"My feeling has been that there really isn't a decent translation of the play," Nelson said. "I've also felt it's been a misunderstood play in the English canon. I just felt it warranted a new look."
Nelson feels much of that misunderstanding may be because the central character, Natalya, an emotionally restless woman who is experiencing desire for the first time in her life, traditionally has been played on English and Amer ican stages by actresses in their 40s or 50s.
"In reading the play carefully," Nelson said, "I noticed that Turgenev specifically sets Natalya's age at 29." That, Nelson suggested, became the touchstone for this translation.
The three collaborators set to work. Volokhonsky did a first draft; Pevear did a draft off hers; Nelson did a draft off Pevear's.
They got together and spent their own month in the French country, working in a farmhouse in Burgundy.
"A Month in the Country" was written in 1850, but be cause of Turgenev's views on serfdom and his frequent contacts with political and social radicals, the play was banned by authorities and not performed until 1872.
Including "A Month in the Country," Turgenev wrote 10 plays. "A Month in the Country" is the only one that is still produced, and even then chiefly at colleges and universities and at regional theaters.
"A Month in the Country" might have joined Turgenev's other plays in obscurity had it not been for a more celebrated Russian playwright, Anton Chek hov, who brought Tur genev's play to the attention of Russian director Konstan tin Stanislavki, who produced "A Month in the Country," on Chek hov's recommendation at his Moscow Arts Theatre in 1909 in a bare bones, minimalist production, stressing psychology over production values, that secured a lasting place for the play. Stan islav ski's approach had its impact on Nelson as he prepared to direct this world premiere.
For this production, the first four rows in the orchestra section of the 512-seat Main Stage have been removed and a 14-x-16-foot platform ex tended out from the stage.
All the play's action will unfold on the platform using furniture pieces that will be carried on and off the platform by the actors, who will be seated off to one side of the platform when they are not involved in a scene.
In addition, a bank of between 15 and 20 microphones have been hung above the platform in order to capture every sound, every nuance of conversation.
"I want the actors to sit and talk to one another conversationally.
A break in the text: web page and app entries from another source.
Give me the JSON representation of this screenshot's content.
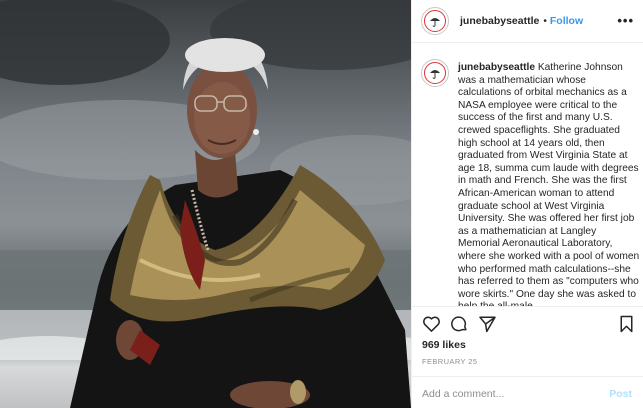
{
  "post": {
    "username": "junebabyseattle",
    "follow_separator": "•",
    "follow_label": "Follow",
    "more_label": "•••",
    "caption_user": "junebabyseattle",
    "caption_text": "Katherine Johnson was a mathematician whose calculations of orbital mechanics as a NASA employee were critical to the success of the first and many U.S. crewed spaceflights. She graduated high school at 14 years old, then graduated from West Virginia State at age 18, summa cum laude with degrees in math and French. She was the first African-American woman to attend graduate school at West Virginia University. She was offered her first job as a mathematician at Langley Memorial Aeronautical Laboratory, where she worked with a pool of women who performed math calculations--she has referred to them as \"computers who wore skirts.\" One day she was asked to help the all-male",
    "likes": "969 likes",
    "date": "FEBRUARY 25",
    "comment_placeholder": "Add a comment...",
    "post_label": "Post"
  },
  "icons": {
    "avatar": "umbrella-logo-icon",
    "like": "heart-icon",
    "comment": "comment-bubble-icon",
    "share": "paper-plane-icon",
    "save": "bookmark-icon"
  },
  "colors": {
    "follow": "#3897f0",
    "post_button": "#b2dffc",
    "muted": "#8e8e8e",
    "text": "#262626"
  }
}
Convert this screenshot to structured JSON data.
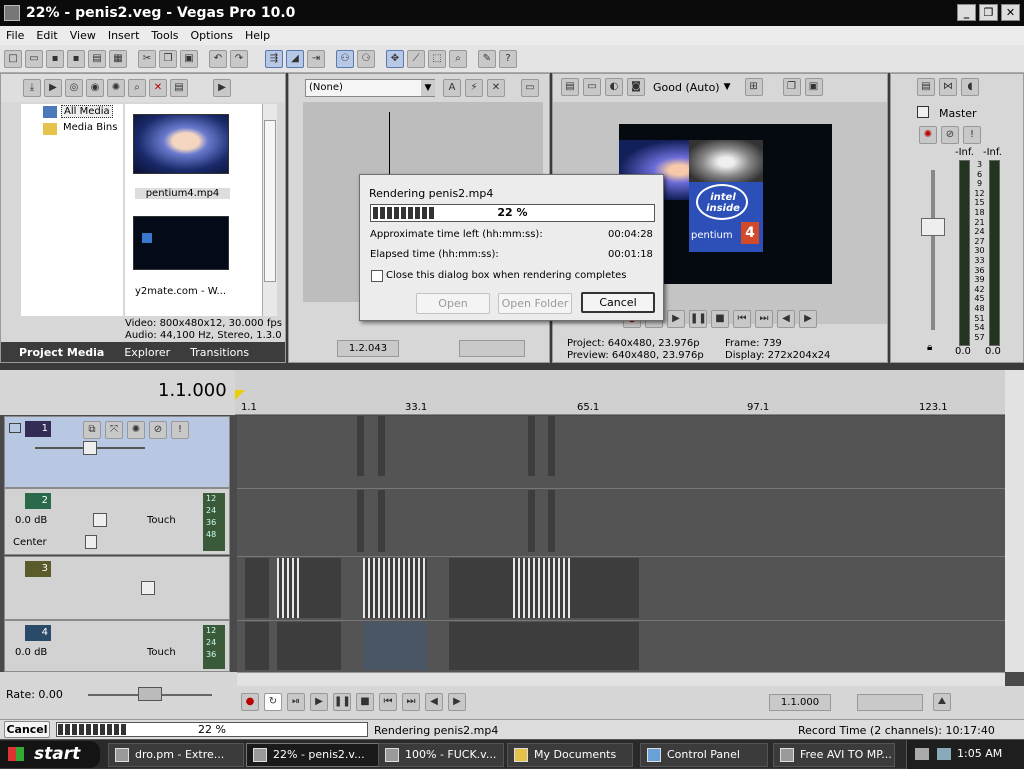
{
  "window": {
    "title": "22% - penis2.veg - Vegas Pro 10.0"
  },
  "menu": [
    "File",
    "Edit",
    "View",
    "Insert",
    "Tools",
    "Options",
    "Help"
  ],
  "project_media": {
    "tree": [
      "All Media",
      "Media Bins"
    ],
    "files": [
      "pentium4.mp4",
      "y2mate.com - W..."
    ],
    "info_video": "Video: 800x480x12, 30.000 fps",
    "info_audio": "Audio: 44,100 Hz, Stereo, 1.3.0",
    "tabs": [
      "Project Media",
      "Explorer",
      "Transitions"
    ]
  },
  "trimmer": {
    "select": "(None)",
    "position": "1.2.043"
  },
  "preview": {
    "quality": "Good (Auto)",
    "project": "Project:  640x480, 23.976p",
    "preview_info": "Preview:  640x480, 23.976p",
    "frame": "Frame:       739",
    "display": "Display:    272x204x24",
    "logo_text": "intel inside",
    "logo_brand": "pentium",
    "logo_num": "4"
  },
  "master": {
    "label": "Master",
    "left_peak": "-Inf.",
    "right_peak": "-Inf.",
    "scale": [
      "3",
      "6",
      "9",
      "12",
      "15",
      "18",
      "21",
      "24",
      "27",
      "30",
      "33",
      "36",
      "39",
      "42",
      "45",
      "48",
      "51",
      "54",
      "57"
    ],
    "bottom_left": "0.0",
    "bottom_right": "0.0"
  },
  "dialog": {
    "title": "Rendering penis2.mp4",
    "progress": 0.22,
    "progress_text": "22 %",
    "time_left_label": "Approximate time left (hh:mm:ss):",
    "time_left": "00:04:28",
    "elapsed_label": "Elapsed time (hh:mm:ss):",
    "elapsed": "00:01:18",
    "checkbox_label": "Close this dialog box when rendering completes",
    "open": "Open",
    "open_folder": "Open Folder",
    "cancel": "Cancel"
  },
  "timeline": {
    "position": "1.1.000",
    "ruler": [
      "1.1",
      "33.1",
      "65.1",
      "97.1",
      "123.1"
    ],
    "tracks": [
      {
        "num": "1",
        "type": "video"
      },
      {
        "num": "2",
        "type": "audio",
        "volume": "0.0 dB",
        "pan": "Center",
        "mode": "Touch",
        "meter": [
          "12",
          "24",
          "36",
          "48"
        ]
      },
      {
        "num": "3",
        "type": "video"
      },
      {
        "num": "4",
        "type": "audio",
        "volume": "0.0 dB",
        "mode": "Touch",
        "meter": [
          "12",
          "24",
          "36"
        ]
      }
    ],
    "rate": "Rate: 0.00",
    "transport_position": "1.1.000"
  },
  "status": {
    "cancel": "Cancel",
    "progress": 0.22,
    "progress_text": "22 %",
    "message": "Rendering penis2.mp4",
    "record_time": "Record Time (2 channels): 10:17:40"
  },
  "taskbar": {
    "start": "start",
    "tasks": [
      "dro.pm - Extre...",
      "22% - penis2.v...",
      "100% - FUCK.v...",
      "My Documents",
      "Control Panel",
      "Free AVI TO MP..."
    ],
    "clock": "1:05 AM"
  }
}
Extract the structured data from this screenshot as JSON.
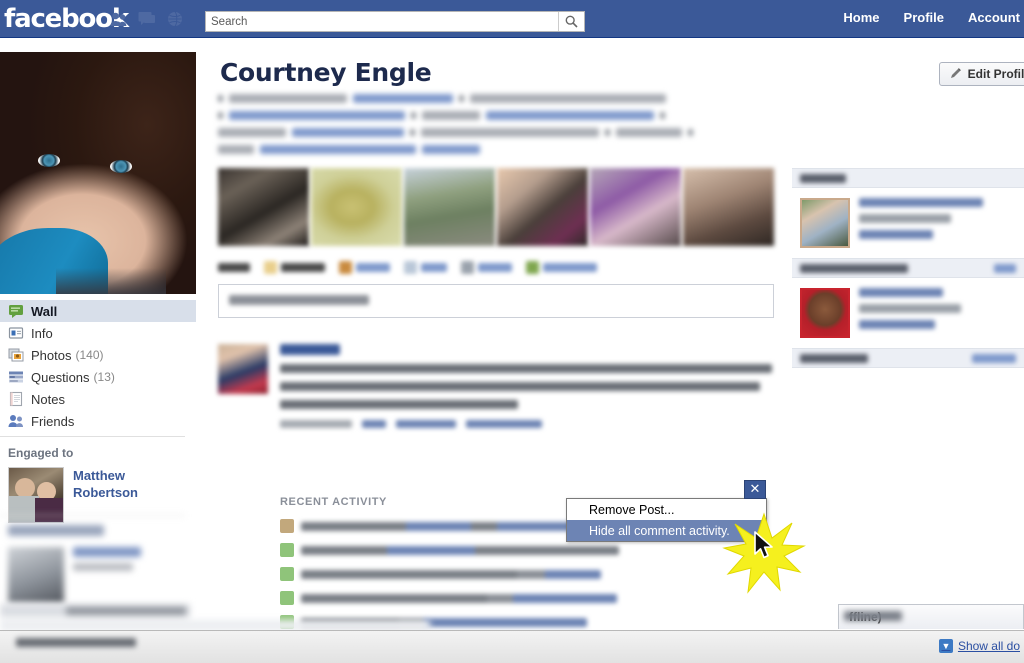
{
  "topbar": {
    "logo": "facebook",
    "icons": [
      "friend-requests-icon",
      "messages-icon",
      "notifications-globe-icon"
    ],
    "search_placeholder": "Search",
    "search_value": "",
    "search_button_icon": "search-icon",
    "nav": [
      {
        "label": "Home"
      },
      {
        "label": "Profile"
      },
      {
        "label": "Account"
      }
    ],
    "bg_color": "#3b5998"
  },
  "sidebar": {
    "profile_photo_alt": "profile-photo",
    "items": [
      {
        "label": "Wall",
        "count": "",
        "icon": "wall-icon",
        "active": true
      },
      {
        "label": "Info",
        "count": "",
        "icon": "info-icon",
        "active": false
      },
      {
        "label": "Photos",
        "count": "(140)",
        "icon": "photos-icon",
        "active": false
      },
      {
        "label": "Questions",
        "count": "(13)",
        "icon": "questions-icon",
        "active": false
      },
      {
        "label": "Notes",
        "count": "",
        "icon": "notes-icon",
        "active": false
      },
      {
        "label": "Friends",
        "count": "",
        "icon": "friends-icon",
        "active": false
      }
    ],
    "engaged": {
      "title": "Engaged to",
      "name": "Matthew Robertson"
    }
  },
  "profile": {
    "name": "Courtney Engle",
    "edit_button_label": "Edit Profile",
    "edit_button_icon": "pencil-icon"
  },
  "main": {
    "recent_activity_title": "RECENT ACTIVITY"
  },
  "context_menu": {
    "close_icon": "close-icon",
    "items": [
      {
        "label": "Remove Post...",
        "selected": false
      },
      {
        "label": "Hide all comment activity.",
        "selected": true
      }
    ],
    "highlight_color": "#6d84b4"
  },
  "cursor": {
    "icon": "mouse-pointer-icon",
    "highlight": "yellow-starburst"
  },
  "chatbar": {
    "label": "ffline)",
    "full_label_hint": "Chat (Offline)"
  },
  "downloadbar": {
    "show_all_label": "Show all do",
    "show_all_icon": "download-icon"
  }
}
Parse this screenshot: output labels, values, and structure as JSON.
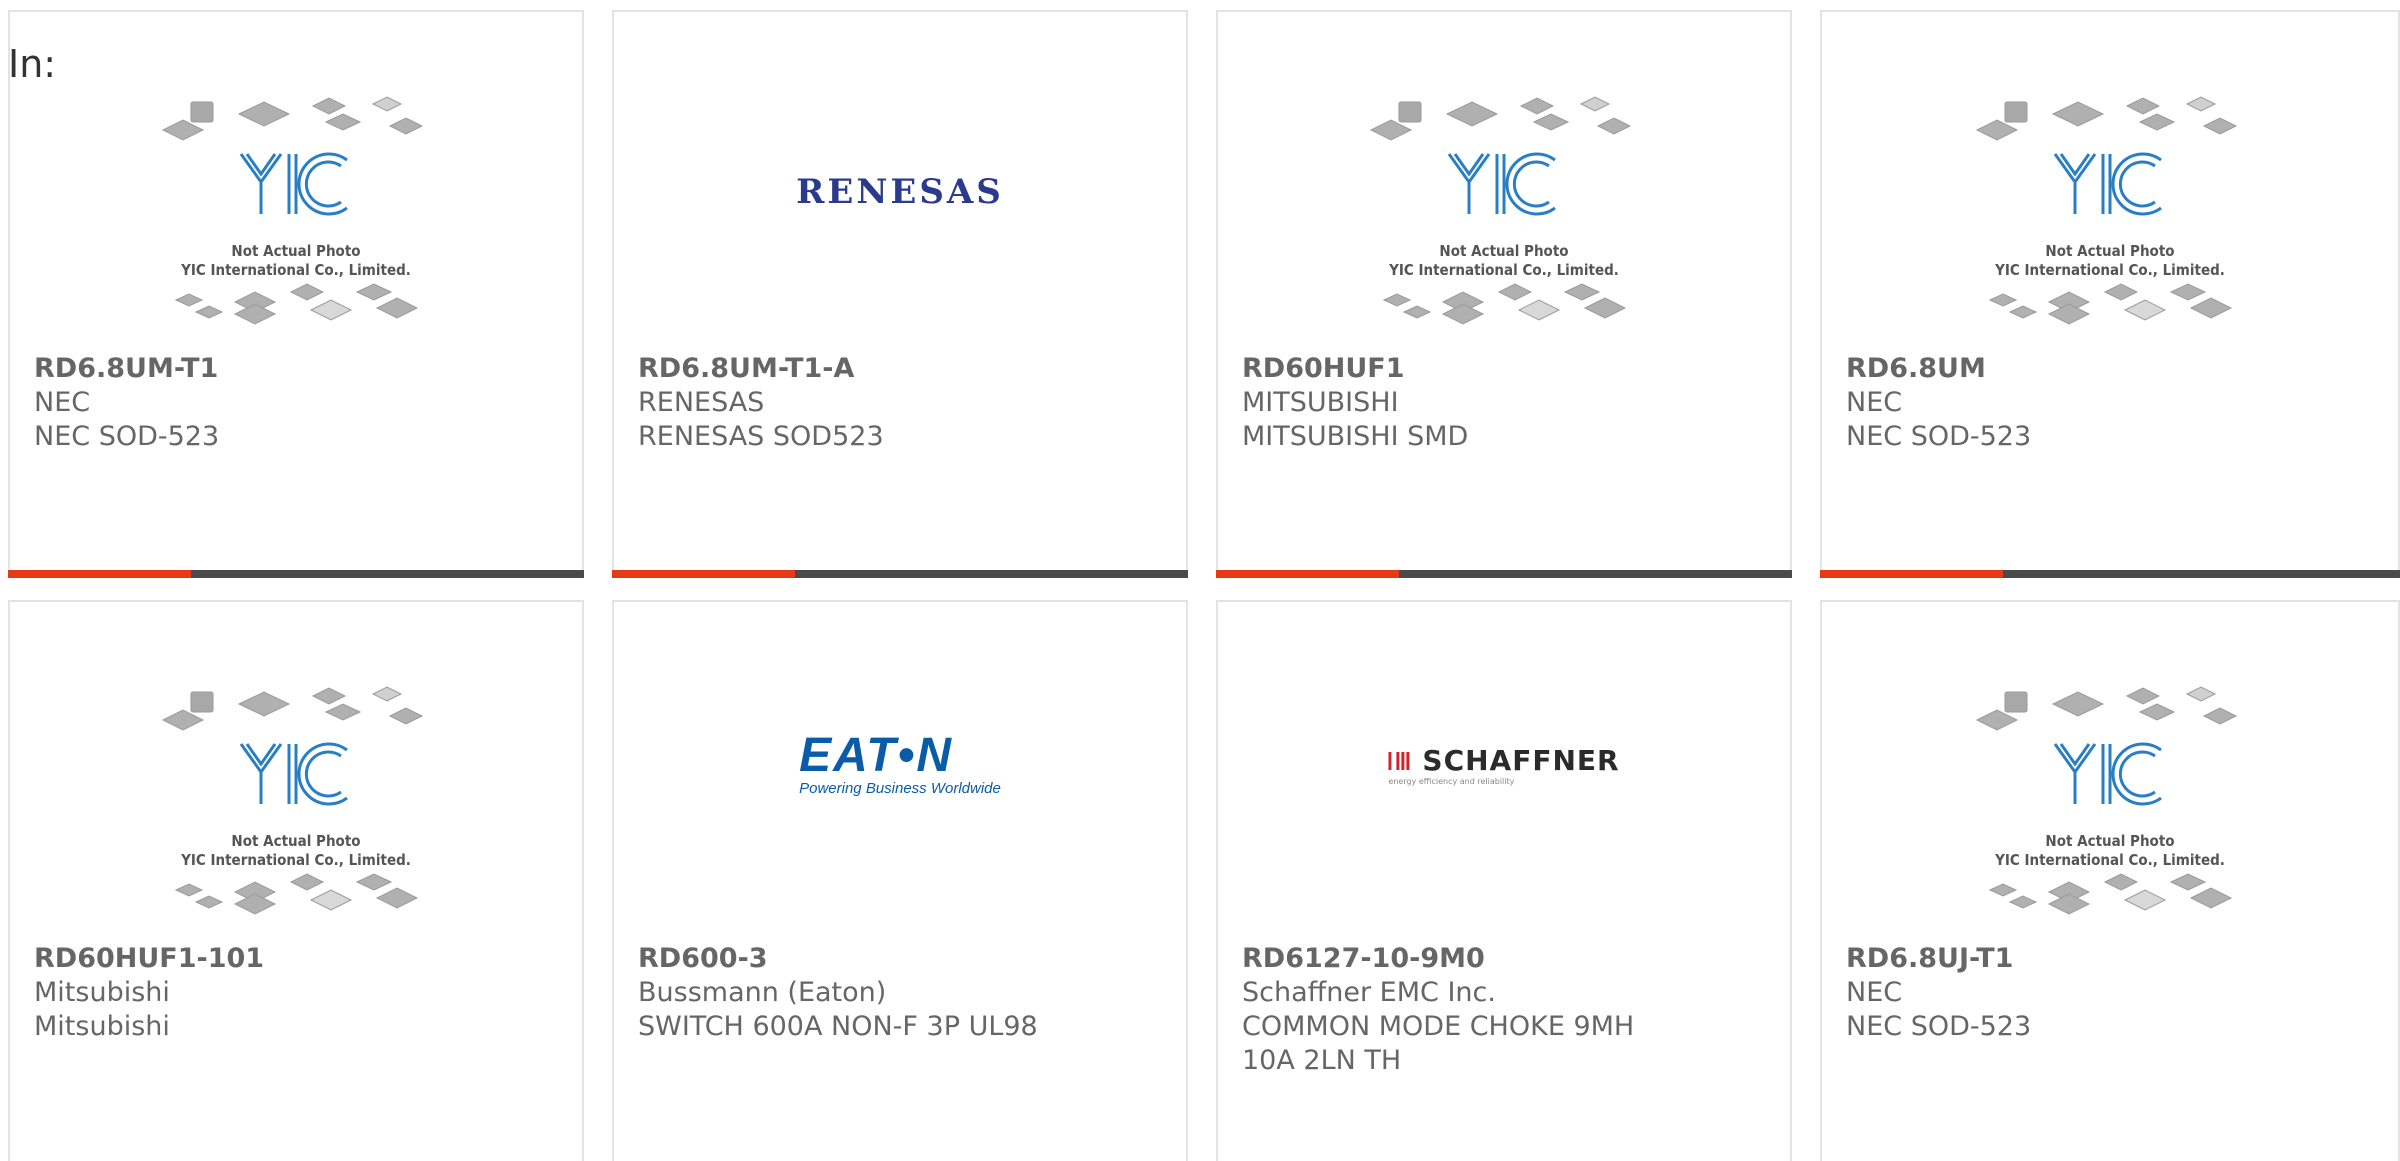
{
  "header": {
    "in_label": "In:"
  },
  "placeholder": {
    "line1": "Not Actual Photo",
    "line2": "YIC International Co., Limited."
  },
  "logos": {
    "renesas": "RENESAS",
    "eaton": "EAT•N",
    "eaton_tagline": "Powering Business Worldwide",
    "schaffner": "SCHAFFNER",
    "schaffner_tagline": "energy efficiency and reliability"
  },
  "colors": {
    "accent": "#e63a16",
    "bar": "#4a4a4a",
    "text": "#666666",
    "yic_blue": "#2a7fc4"
  },
  "products": [
    {
      "part": "RD6.8UM-T1",
      "brand": "NEC",
      "desc": "NEC SOD-523",
      "image": "yic-placeholder"
    },
    {
      "part": "RD6.8UM-T1-A",
      "brand": "RENESAS",
      "desc": "RENESAS SOD523",
      "image": "renesas-logo"
    },
    {
      "part": "RD60HUF1",
      "brand": "MITSUBISHI",
      "desc": "MITSUBISHI SMD",
      "image": "yic-placeholder"
    },
    {
      "part": "RD6.8UM",
      "brand": "NEC",
      "desc": "NEC SOD-523",
      "image": "yic-placeholder"
    },
    {
      "part": "RD60HUF1-101",
      "brand": "Mitsubishi",
      "desc": "Mitsubishi",
      "image": "yic-placeholder"
    },
    {
      "part": "RD600-3",
      "brand": "Bussmann (Eaton)",
      "desc": "SWITCH 600A NON-F 3P UL98",
      "image": "eaton-logo"
    },
    {
      "part": "RD6127-10-9M0",
      "brand": "Schaffner EMC Inc.",
      "desc": "COMMON MODE CHOKE 9MH 10A 2LN TH",
      "image": "schaffner-logo"
    },
    {
      "part": "RD6.8UJ-T1",
      "brand": "NEC",
      "desc": "NEC SOD-523",
      "image": "yic-placeholder"
    }
  ]
}
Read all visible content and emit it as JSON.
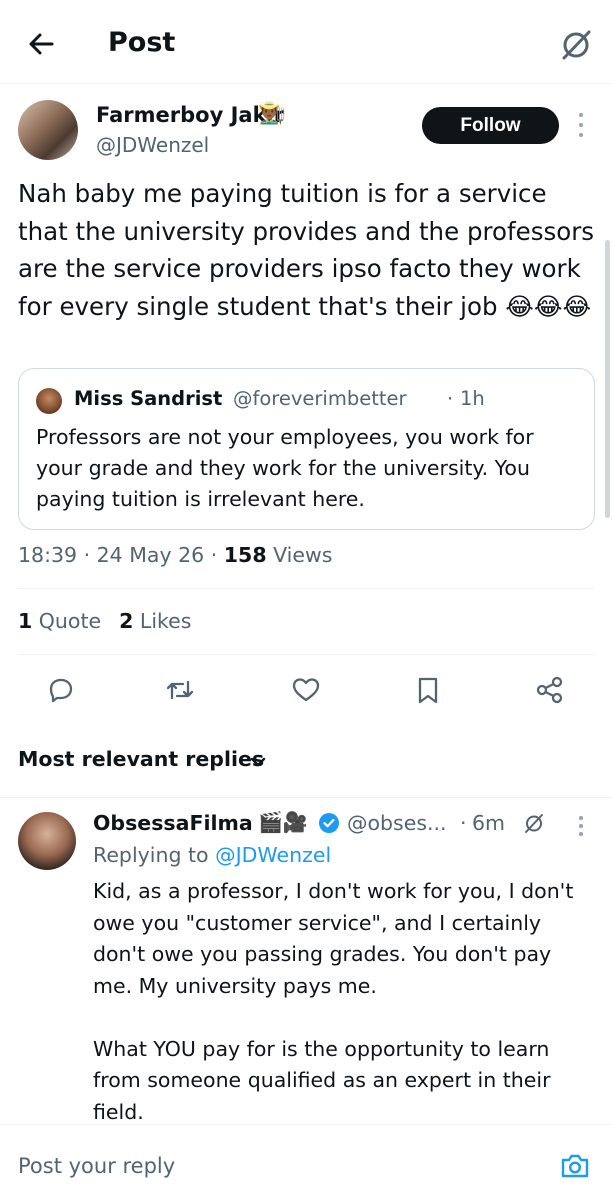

This play is about the nuances of conversation," Nelson said with childlike glee as he showed off a model of the set and demonstrated how it will work.
"The effect I want for the audience is the sense of overhearing conversation, viewing the world of the play and its characters over the shoulder, through a peephole,"
"I want the actors to listen to one another, speak to one another; to think and speak at the same time."
For the audience, Nelson says, "it requires (a) wil ling (ness) to lean in.
"It asks a lot from the audience. It's hard. It's difficult. It's exciting."